To understand how XML changes technical communication, we need to step back and look at how the rise of information technology has changed the content development process. Through the 1970s, most technical communication work had separate writing, layout, and production phases. Authors wrote content, typically in longhand or on typewriters. Typesetters would then rekey the information to transfer it into the publishing system. The dedicated typesetting system would produce camera-ready copy, which was then mechanically reproduced on a printing press.
In a desktop publishing environment, authors could type information directly into a page layout program and set up the document design. This eliminated the inefficient process of re-entering information, and it often shifted the responsibility for document design to technical communicators.
Originally published in STC Intercom, February 2010
I spend a lot of time giving presentations on XML, structured authoring, and related technologies. The most common negative reaction, varied only in the level of hostility, is “Why are you stifling my creativity?”
Does XML really mean the Death of Creativity for technical communicators? And does creativity even belong in technical content?
The relatively low percentage of lone writers who have implemented XML is a logical result of the typical lone writer working environment. Given the current status of the authoring and publishing tools, any lone writer who implements XML will need to master fairly demanding tools and technologies.
Formatting Object (FO) processors (FOP, in particular) often fail with memory errors when processing very large documents for PDF output. Typically in XSL:FO, the body of a document is contained in a single fo:page-sequence element. When FO documents are converted to PDF output, the FO processor holds an entire fo:page-sequence in memory to perform pagination adjustments over the span of the sequence. Very large page counts can result in memory overflows or Java heap space errors.
Moving a desktop publishing–based workgroup into structured authoring requires authors to master new concepts, such as hierarchical content organization, information chunking with elements, and metadata labeling with attributes. In addition to these technical challenges, the implementation itself presents significant difficulties. This paper describes Scriptorium Publishing’s methodology for implementing structured authoring environments. This document is intended primarily as a roadmap for our clients, but it could be used as a starting point for any implementation.
XML is rapidly becoming part of the required knowledge for technical communicators.
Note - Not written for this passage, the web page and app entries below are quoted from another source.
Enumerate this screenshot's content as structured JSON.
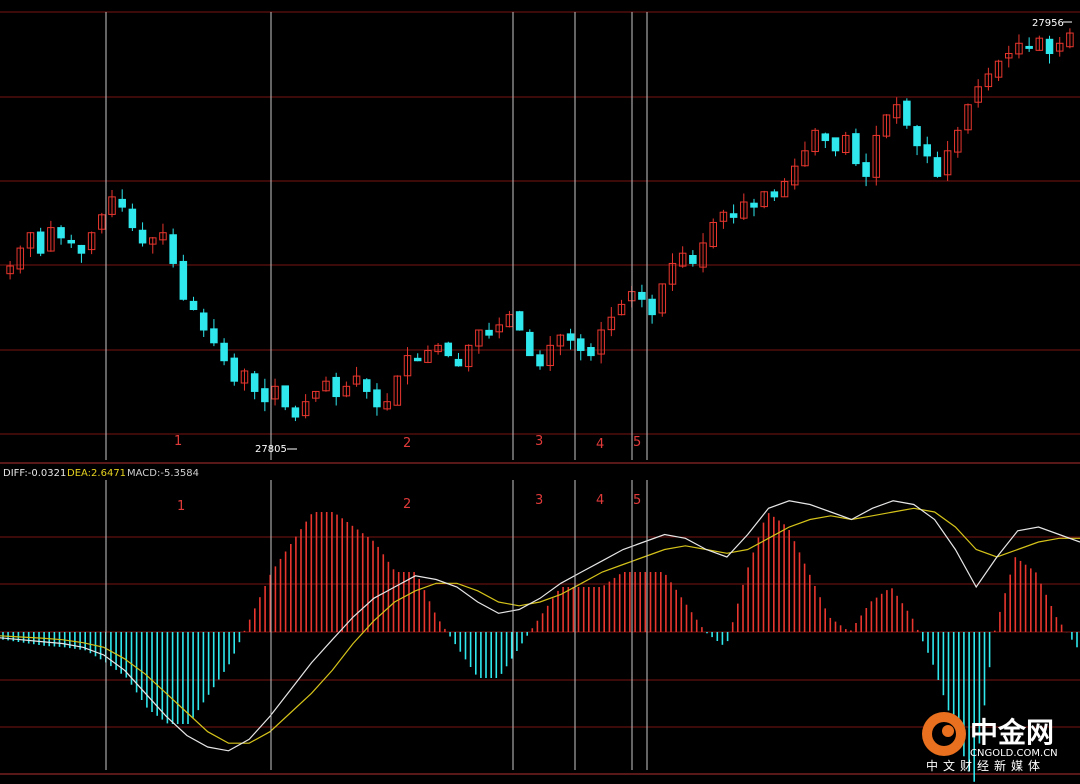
{
  "price_panel": {
    "high_label": "27956",
    "low_label": "27805"
  },
  "indicator_legend": {
    "diff": "DIFF:-0.0321",
    "dea": "DEA:2.6471",
    "macd": "MACD:-5.3584"
  },
  "markers": [
    "1",
    "2",
    "3",
    "4",
    "5"
  ],
  "logo": {
    "name_cn": "中金网",
    "domain": "CNGOLD.COM.CN",
    "subtitle": "中文财经新媒体"
  },
  "colors": {
    "background": "#000000",
    "grid": "#7a1414",
    "up_candle": "#e8362e",
    "down_candle": "#2ee8ee",
    "diff_line": "#e6e6e6",
    "dea_line": "#d4c21a",
    "marker_text": "#e03a3a",
    "marker_line": "#c8c8c8"
  },
  "chart_data": [
    {
      "type": "candlestick",
      "title": "",
      "ylim": [
        27790,
        27965
      ],
      "labeled_high": 27956,
      "labeled_low": 27805,
      "close_path": [
        27865,
        27872,
        27878,
        27870,
        27880,
        27876,
        27874,
        27870,
        27878,
        27885,
        27892,
        27888,
        27880,
        27874,
        27876,
        27878,
        27866,
        27852,
        27848,
        27840,
        27835,
        27828,
        27820,
        27824,
        27816,
        27812,
        27818,
        27810,
        27806,
        27812,
        27816,
        27820,
        27814,
        27818,
        27822,
        27816,
        27810,
        27812,
        27822,
        27830,
        27828,
        27832,
        27834,
        27830,
        27826,
        27834,
        27840,
        27838,
        27842,
        27846,
        27840,
        27830,
        27826,
        27834,
        27838,
        27836,
        27832,
        27830,
        27840,
        27845,
        27850,
        27855,
        27852,
        27846,
        27858,
        27866,
        27870,
        27866,
        27874,
        27882,
        27886,
        27884,
        27890,
        27888,
        27894,
        27892,
        27898,
        27904,
        27910,
        27918,
        27914,
        27910,
        27916,
        27905,
        27900,
        27916,
        27924,
        27928,
        27920,
        27912,
        27908,
        27900,
        27910,
        27918,
        27928,
        27935,
        27940,
        27945,
        27948,
        27952,
        27950,
        27954,
        27948,
        27952,
        27956
      ],
      "markers": [
        "1",
        "2",
        "3",
        "4",
        "5"
      ]
    },
    {
      "type": "line",
      "title": "",
      "series": [
        {
          "name": "DIFF",
          "values": [
            -1.5,
            -2,
            -2.5,
            -3,
            -4,
            -6,
            -10,
            -16,
            -22,
            -27,
            -30,
            -31,
            -28,
            -22,
            -15,
            -8,
            -2,
            4,
            9,
            12,
            15,
            14,
            12,
            8,
            5,
            6,
            9,
            13,
            16,
            19,
            22,
            24,
            26,
            25,
            22,
            20,
            26,
            33,
            35,
            34,
            32,
            30,
            33,
            35,
            34,
            30,
            22,
            12,
            20,
            27,
            28,
            26,
            24
          ]
        },
        {
          "name": "DEA",
          "values": [
            -1,
            -1.3,
            -1.6,
            -2,
            -2.8,
            -4,
            -7,
            -11,
            -16,
            -21,
            -26,
            -29,
            -29,
            -26,
            -21,
            -16,
            -10,
            -3,
            3,
            8,
            11,
            13,
            13,
            11,
            8,
            7,
            8,
            10,
            13,
            16,
            18,
            20,
            22,
            23,
            22,
            21,
            22,
            25,
            28,
            30,
            31,
            30,
            31,
            32,
            33,
            32,
            28,
            22,
            20,
            22,
            24,
            25,
            25
          ]
        },
        {
          "name": "MACD",
          "values": [
            -0.5,
            -0.7,
            -0.9,
            -1,
            -1.2,
            -2,
            -3,
            -5,
            -6,
            -6,
            -4,
            -2,
            1,
            4,
            6,
            8,
            8,
            7,
            6,
            4,
            4,
            1,
            -1,
            -3,
            -3,
            -1,
            1,
            3,
            3,
            3,
            4,
            4,
            4,
            2,
            0,
            -1,
            4,
            8,
            7,
            4,
            1,
            0,
            2,
            3,
            1,
            -2,
            -6,
            -10,
            0,
            5,
            4,
            1,
            -1
          ]
        }
      ],
      "legend": [
        "DIFF:-0.0321",
        "DEA:2.6471",
        "MACD:-5.3584"
      ],
      "markers": [
        "1",
        "2",
        "3",
        "4",
        "5"
      ]
    }
  ]
}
This article discusses the three most important reasons that you should consider XML: automation, baseline architecture, and consistency.
A common argument for XML-based workflows is that they automate production and localization tasks. With XML, localization can be reduced to a fraction of its original cost, but how exactly does that happen?
Sarah explores automization in localization and two technology standards used in multilingual workflows: The Extensible Stylesheet Language (XSL) and XML Localization Interchange File Format (XLIFF).
As the many-to-many communication between blogs, forums, and the like grow in volume, official product information will become just one of the many sources available to readers. Product owners who isolate their official information from the conversation run the risk of not being heard at all.
XML authoring can help to close the documentation gap between official and user-generated content, integrating the two and ensuring their voice is in the mix.
Originally published in STC Intercom, November 2007
XML can benefit a publishing workflow in many ways: improving content reuse, consistency, and potentially automating much of the process. That all sounds wonderful, but XML is not the logical answer for everyone.
Implementing a structured authoring solution requires a significant change from the familiar desktop publishing routine to new tools, technologies, and processes. Switching to XML is going to cost time and money. Depending on your needs, it may not be the most efficient solution.